* _WHAT THE TASK ASKS_
Down to the final line, print each entry exactly.

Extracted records
'''
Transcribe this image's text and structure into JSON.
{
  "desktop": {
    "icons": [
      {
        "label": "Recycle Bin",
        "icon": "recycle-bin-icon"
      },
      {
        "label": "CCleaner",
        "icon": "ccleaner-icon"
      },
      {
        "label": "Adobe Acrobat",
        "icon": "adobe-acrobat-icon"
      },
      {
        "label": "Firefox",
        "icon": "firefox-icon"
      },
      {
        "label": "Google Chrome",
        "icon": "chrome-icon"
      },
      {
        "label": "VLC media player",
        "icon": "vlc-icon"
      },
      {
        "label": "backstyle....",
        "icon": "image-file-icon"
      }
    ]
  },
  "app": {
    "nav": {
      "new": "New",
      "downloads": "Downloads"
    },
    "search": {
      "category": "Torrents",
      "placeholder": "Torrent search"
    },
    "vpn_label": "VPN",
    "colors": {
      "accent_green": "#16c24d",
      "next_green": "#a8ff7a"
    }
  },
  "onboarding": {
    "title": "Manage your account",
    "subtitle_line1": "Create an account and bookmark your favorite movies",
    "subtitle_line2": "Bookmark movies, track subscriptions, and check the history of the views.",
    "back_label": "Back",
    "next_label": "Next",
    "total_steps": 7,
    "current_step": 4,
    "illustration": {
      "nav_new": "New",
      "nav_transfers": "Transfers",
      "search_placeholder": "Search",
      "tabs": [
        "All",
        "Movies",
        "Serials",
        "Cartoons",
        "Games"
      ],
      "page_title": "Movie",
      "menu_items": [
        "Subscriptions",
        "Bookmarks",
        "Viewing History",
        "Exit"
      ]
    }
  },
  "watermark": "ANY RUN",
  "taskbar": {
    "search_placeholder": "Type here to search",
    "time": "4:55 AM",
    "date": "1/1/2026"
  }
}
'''
* _ANSWER FOR THE TASK_
Transcribe this image's text and structure into JSON.
{
  "desktop": {
    "icons": [
      {
        "label": "Recycle Bin",
        "icon": "recycle-bin-icon"
      },
      {
        "label": "CCleaner",
        "icon": "ccleaner-icon"
      },
      {
        "label": "Adobe Acrobat",
        "icon": "adobe-acrobat-icon"
      },
      {
        "label": "Firefox",
        "icon": "firefox-icon"
      },
      {
        "label": "Google Chrome",
        "icon": "chrome-icon"
      },
      {
        "label": "VLC media player",
        "icon": "vlc-icon"
      },
      {
        "label": "backstyle....",
        "icon": "image-file-icon"
      }
    ]
  },
  "app": {
    "nav": {
      "new": "New",
      "downloads": "Downloads"
    },
    "search": {
      "category": "Torrents",
      "placeholder": "Torrent search"
    },
    "vpn_label": "VPN",
    "colors": {
      "accent_green": "#16c24d",
      "next_green": "#a8ff7a"
    }
  },
  "onboarding": {
    "title": "Manage your account",
    "subtitle_line1": "Create an account and bookmark your favorite movies",
    "subtitle_line2": "Bookmark movies, track subscriptions, and check the history of the views.",
    "back_label": "Back",
    "next_label": "Next",
    "total_steps": 7,
    "current_step": 4,
    "illustration": {
      "nav_new": "New",
      "nav_transfers": "Transfers",
      "search_placeholder": "Search",
      "tabs": [
        "All",
        "Movies",
        "Serials",
        "Cartoons",
        "Games"
      ],
      "page_title": "Movie",
      "menu_items": [
        "Subscriptions",
        "Bookmarks",
        "Viewing History",
        "Exit"
      ]
    }
  },
  "watermark": "ANY RUN",
  "taskbar": {
    "search_placeholder": "Type here to search",
    "time": "4:55 AM",
    "date": "1/1/2026"
  }
}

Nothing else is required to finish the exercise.